Work instructions
The records sit below. Return every line in them that holds the word "emoji".

== Material provided

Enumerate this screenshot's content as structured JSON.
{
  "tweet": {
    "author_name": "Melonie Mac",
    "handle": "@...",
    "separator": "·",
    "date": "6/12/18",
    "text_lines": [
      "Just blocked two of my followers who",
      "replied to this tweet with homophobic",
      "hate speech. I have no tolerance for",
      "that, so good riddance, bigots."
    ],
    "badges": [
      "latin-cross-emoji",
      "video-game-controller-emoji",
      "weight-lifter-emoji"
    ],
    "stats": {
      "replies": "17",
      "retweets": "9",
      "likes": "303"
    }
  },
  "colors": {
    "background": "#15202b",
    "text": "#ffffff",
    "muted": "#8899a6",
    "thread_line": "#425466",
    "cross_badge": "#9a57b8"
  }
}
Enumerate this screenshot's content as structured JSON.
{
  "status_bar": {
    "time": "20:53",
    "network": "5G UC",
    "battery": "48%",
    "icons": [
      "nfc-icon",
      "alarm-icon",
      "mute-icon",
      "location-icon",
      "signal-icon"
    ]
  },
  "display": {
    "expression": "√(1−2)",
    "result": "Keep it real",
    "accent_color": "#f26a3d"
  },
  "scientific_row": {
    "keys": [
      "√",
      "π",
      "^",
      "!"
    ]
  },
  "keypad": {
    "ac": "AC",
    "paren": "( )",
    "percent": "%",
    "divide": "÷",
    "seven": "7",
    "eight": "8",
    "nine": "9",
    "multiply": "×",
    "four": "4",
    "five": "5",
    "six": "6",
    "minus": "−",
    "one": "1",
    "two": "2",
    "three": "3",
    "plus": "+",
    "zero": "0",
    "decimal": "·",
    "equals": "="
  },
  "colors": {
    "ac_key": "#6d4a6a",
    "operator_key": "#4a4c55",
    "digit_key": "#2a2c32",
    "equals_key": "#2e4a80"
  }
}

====

Response to this exercise
      "latin-cross-emoji",
      "video-game-controller-emoji",
      "weight-lifter-emoji"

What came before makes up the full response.